These are the core questions facing socially conscious investors today, and it’s very complex with legitimate competing views so let me go into some detail. In terms of changing corporate behavior or affecting the price of a stock, there is no evidence that divestment affects either. Intuitively, it’s not likely to have much of an effect because selling out of a company’s stock simply means someone else is buying it. So you’d need a really broad consensus for divestment of that stock, which rarely occurs. Putting all that aside though, there are many companies that we won’t own purely for moral reasons, and we follow the USCCB guidelines as I mentioned. So we know for example that Catholics are in the minority in terms of our concerns relative to abortion, contraception, and embryonic stem cell research, and we also know others will buy shares of companies involved in these activities. And keep in mind that many of these companies, often in the pharmaceutical and health care industries, also do a lot of good in the world. But the theory is that if other investors agreed with us just hypothetically and no one bought these shares, then we could change behavior and effectively bring an end to these activities that we find inherently evil. Now relating that to fossil fuels, it’s more nuanced because everyone should be concerned about the environment, yet all of us are dependent on fossil fuels that still provide much of the world’s energy. Particularly for the poor in the developing world, power is integral to attaining a decent standard of living in terms of basic services like modern health care and sanitation that we take for granted every day, and the loss of power could devastate economies and livelihoods that already are meager by our standards. So until someone cracks the nut on making alternative energy affordable and viable on a large scale, and we are moving in that direction but it will take time, it’s hard to equate fossil fuels to an inherent evil like abortion that as Catholics we’d like to end. It’s important to note that the recent Papal Encyclical, Laudato Si, acknowledges this need for fossil fuels until viable alternatives are developed. In the meantime, the Pope has asked each of us to do what we can to secure a sustainable future, and as you know students and administration are taking that seriously at Notre Dame with many campus environmental initiatives. 

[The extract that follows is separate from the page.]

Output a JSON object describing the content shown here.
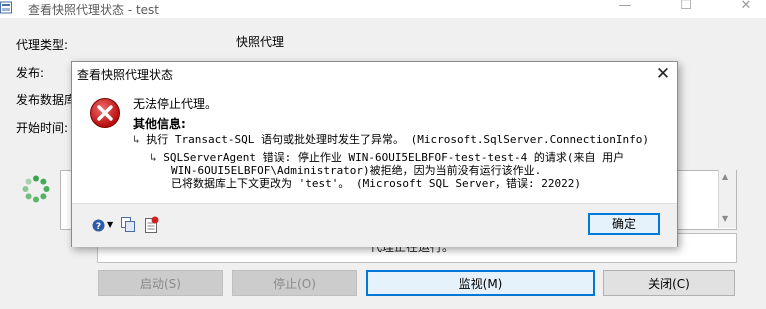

7) How much of the endowment is invested in fossil fuels? 

The Endowment Fund has a relatively small weighting in fossil fuel investments, approximately 4% of the value of the pool. That includes both public securities and private equity investments in the sector. I should note that as part of our regular SRI policy implementation, we are restricting a number of coal companies already due to concerns over various corporate practices. We also do invest in new technologies in the clean energy space as part of our venture capital portfolio, which is one of the most extensive and successful venture portfolios in the nation.